‘Tis the season to be jolly, as they say, but sometimes that is easier said than done. The holidays are usually a time filled with merriment and joy which is why many love and anticipate the season so much; however, sometimes people may feel sad or stressed out throughout the holiday season instead. This does not mean they lack the holiday spirit; rather, they may have a case of the holiday blues. This may make us wonder what exactly are holiday blues and why would people have them during such a joyous season? And most importantly, how can we deal with it? By understanding what the holiday blues are, we can learn to cope and make the season one to enjoy and remember.
What are the Holiday Blues?
As we all know, the holidays are usually seen as a time away from our responsibilities where we can enjoy the festivities and have quality time with family and friends. It is a season of giving and looking forward to a new year ahead. However, not everyone feels the same way. Holiday blues, which is also called holiday depression, is the feeling of sadness that often lasts the whole holiday season or from November until December. This is brought up by painful reflection, sadness, loneliness, anxiety, and depression (Cherry, 2022). Even people who are looking forward to the holidays may also experience holiday blues because of how busy and overwhelming the holiday season brings. Additionally, people who already have existing mental illness report that the holiday season tends to make their condition even worse (Arlington, 2014).

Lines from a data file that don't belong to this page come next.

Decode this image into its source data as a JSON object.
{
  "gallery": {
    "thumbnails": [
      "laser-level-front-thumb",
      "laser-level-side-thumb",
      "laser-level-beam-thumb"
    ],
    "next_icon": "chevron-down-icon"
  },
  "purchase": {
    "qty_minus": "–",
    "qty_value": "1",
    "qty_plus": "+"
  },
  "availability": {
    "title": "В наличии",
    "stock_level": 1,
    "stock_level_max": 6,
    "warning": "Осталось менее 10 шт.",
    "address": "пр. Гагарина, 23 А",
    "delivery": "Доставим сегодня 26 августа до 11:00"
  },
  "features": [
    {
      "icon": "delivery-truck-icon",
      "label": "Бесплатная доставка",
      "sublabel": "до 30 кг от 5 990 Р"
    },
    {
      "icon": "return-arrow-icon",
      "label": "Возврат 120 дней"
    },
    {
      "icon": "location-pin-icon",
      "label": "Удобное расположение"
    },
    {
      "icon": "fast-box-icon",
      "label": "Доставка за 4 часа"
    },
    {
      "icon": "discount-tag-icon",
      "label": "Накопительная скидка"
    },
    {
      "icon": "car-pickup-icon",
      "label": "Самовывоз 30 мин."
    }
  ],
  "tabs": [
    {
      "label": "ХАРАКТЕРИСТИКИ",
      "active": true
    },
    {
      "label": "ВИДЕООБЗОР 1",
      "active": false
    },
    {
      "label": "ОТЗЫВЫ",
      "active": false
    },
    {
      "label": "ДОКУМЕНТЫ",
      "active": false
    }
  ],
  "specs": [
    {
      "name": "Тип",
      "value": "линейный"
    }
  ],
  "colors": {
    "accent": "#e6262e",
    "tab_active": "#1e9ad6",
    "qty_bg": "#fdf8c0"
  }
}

Causes and Factors
Holiday blues are felt differently from one person to another, but there are recurring factors that can be identified so that activities that may lower the causes of holiday blues may be done. The holiday season is filled with parties, school/work reunions, or just quality time with friends and family. However, such enjoyable gatherings may cause a person to ruminate. Some factors that may increase the probability of a person having holiday blues include stress, fatigue, unrealistic expectations, over-commercialization (i.e., having the “best gift” to give, or having the notion that you must give gifts to everyone), financial stress (i.e., spending more than your intended budget), and the inability to be with one’s friends and family. Furthermore, the burden of balancing obligations like shopping, hosting parties, family errands, and entertaining guests may also make a person feel overwhelmed (Duffy Counseling, 2017; WebMD, 2022). Indeed, the wearing of different hats may cause some people to feel stressed about the holidays, but this does not mean that holiday blues are impossible to deal with.
How to Cope with the Holiday Blues

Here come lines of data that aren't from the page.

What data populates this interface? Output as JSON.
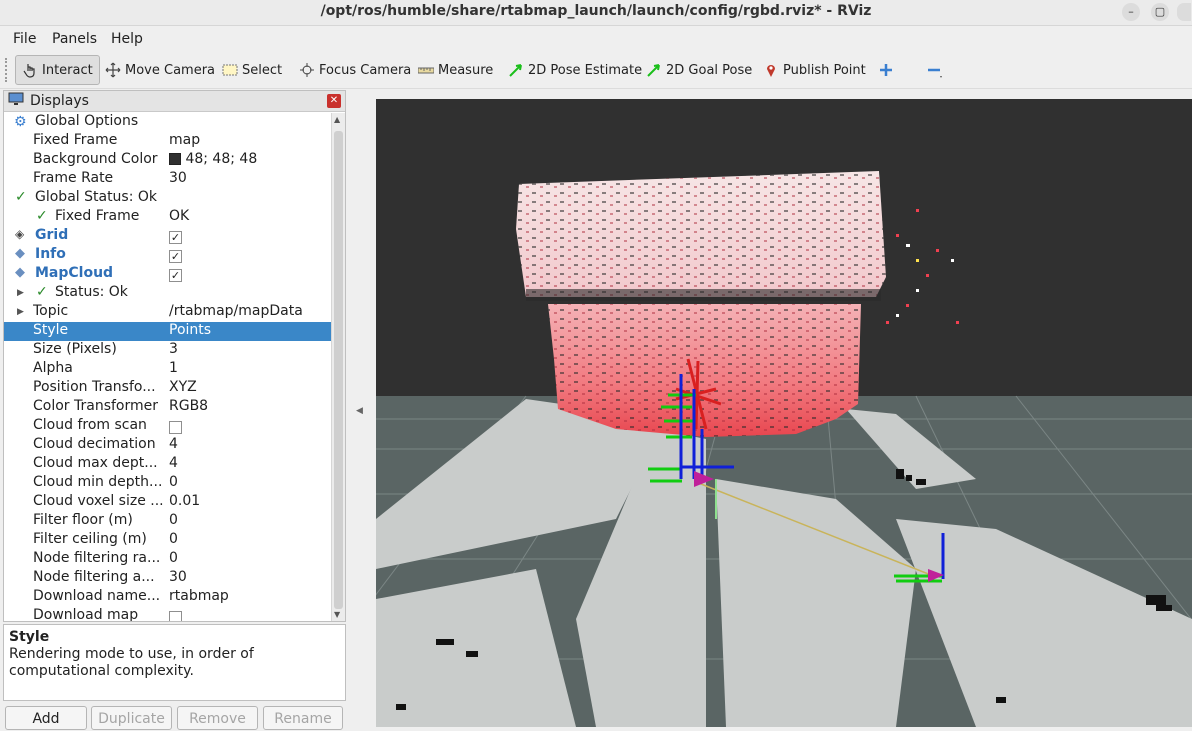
{
  "window": {
    "title": "/opt/ros/humble/share/rtabmap_launch/launch/config/rgbd.rviz* - RViz"
  },
  "menubar": {
    "file": "File",
    "panels": "Panels",
    "help": "Help"
  },
  "toolbar": {
    "interact": "Interact",
    "move_camera": "Move Camera",
    "select": "Select",
    "focus_camera": "Focus Camera",
    "measure": "Measure",
    "pose_estimate": "2D Pose Estimate",
    "goal_pose": "2D Goal Pose",
    "publish_point": "Publish Point"
  },
  "displays_panel": {
    "title": "Displays",
    "rows": [
      {
        "name": "Global Options",
        "value": ""
      },
      {
        "name": "Fixed Frame",
        "value": "map"
      },
      {
        "name": "Background Color",
        "value": "48; 48; 48"
      },
      {
        "name": "Frame Rate",
        "value": "30"
      },
      {
        "name": "Global Status: Ok",
        "value": ""
      },
      {
        "name": "Fixed Frame",
        "value": "OK"
      },
      {
        "name": "Grid",
        "value": ""
      },
      {
        "name": "Info",
        "value": ""
      },
      {
        "name": "MapCloud",
        "value": ""
      },
      {
        "name": "Status: Ok",
        "value": ""
      },
      {
        "name": "Topic",
        "value": "/rtabmap/mapData"
      },
      {
        "name": "Style",
        "value": "Points"
      },
      {
        "name": "Size (Pixels)",
        "value": "3"
      },
      {
        "name": "Alpha",
        "value": "1"
      },
      {
        "name": "Position Transfo...",
        "value": "XYZ"
      },
      {
        "name": "Color Transformer",
        "value": "RGB8"
      },
      {
        "name": "Cloud from scan",
        "value": ""
      },
      {
        "name": "Cloud decimation",
        "value": "4"
      },
      {
        "name": "Cloud max dept...",
        "value": "4"
      },
      {
        "name": "Cloud min depth...",
        "value": "0"
      },
      {
        "name": "Cloud voxel size ...",
        "value": "0.01"
      },
      {
        "name": "Filter floor (m)",
        "value": "0"
      },
      {
        "name": "Filter ceiling (m)",
        "value": "0"
      },
      {
        "name": "Node filtering ra...",
        "value": "0"
      },
      {
        "name": "Node filtering a...",
        "value": "30"
      },
      {
        "name": "Download name...",
        "value": "rtabmap"
      },
      {
        "name": "Download map",
        "value": ""
      }
    ]
  },
  "description": {
    "title": "Style",
    "text": "Rendering mode to use, in order of computational complexity."
  },
  "buttons": {
    "add": "Add",
    "duplicate": "Duplicate",
    "remove": "Remove",
    "rename": "Rename"
  },
  "colors": {
    "background": "#303030",
    "selection": "#3a87c8",
    "display_name": "#2f6fb7"
  }
}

Here are several ways which can help manage your Holiday blues. First is to avoid isolating yourself. Sadness often makes us want to be isolated from others which isn’t good and can lead to depression. It would help a lot if you reach out to family and friends to spend quality time with. You can also try volunteering for a cause you believe in or even seek a counselor for guidance. Second is finding time for yourself. Forcing yourself to be around family and friends may overwhelm us and tire us out, so allotting time for yourself can give you a breather. Sometimes saying ‘no’ to party invites would be better for yourself. Relax and do things that you like doing by yourself. Lastly is setting realistic expectations. Sometimes we can’t help but feel like previous holidays were better than the present perhaps because we were younger and had less problems, or we used to just enjoy receiving things like gifts and parties whereas now we feel obliged to give back and help plan various things. Rather than worrying about the present not being better compared to the past, enjoy the moment and focus on experiencing new memories with your family and friends. Additionally, drink alcohol in moderation and try to find time to exercise. Even outside the holiday season studies show that having an excess and lack of both respectively could trigger things such as depression in you (Cherry, 2022).
Spend the Holidays Right
While the holidays are a time filled with happiness, relaxation, and love, it can also be a time of immense sadness, stress, and loneliness. It is important that we look after ourselves during this season by balancing ourselves, others, and our responsibilities. If ever you’re feeling the holiday blues, it’s alright to take some time for yourself or to seek the support of others, and if these negative feelings persist, you can always consult a mental health professional about it. Either way, we all deserve to be happy and healthy, so by taking the necessary measures, we can make the holiday season a peaceful and enjoyable experience for all the years to come.
We at Fidecita wish you the best in your mental health endeavors. Click here to know more about Fidecita HR Advisory’s Mental Health Care services.
Arlington, A. (2014). Mental Health and the Holiday Blues. National Alliance on Mental Illness. Retrieved December 7, 2022, from https://www.nami.org/Press-Media/Press-Releases/2014/Mental-health-and-the-holiday-blues
Cherry, K. (2022). How to cope with the holiday blues. Verywell Mind. https://www.verywellmind.com/holiday-blues-4771716
Duffy Counseling. (2017, December 20). The Holiday Blues Series: Most Common Factors of Holiday Depression (& How to Manage Through Them). https://duffycounseling.com/2017/12/20/most-common-factors-of-holiday-depression-how-to-manage-through-them/
WebMD. (2022, August 28). Holiday Depression and Stress. https://www.webmd.com/depression/holiday-depression-stress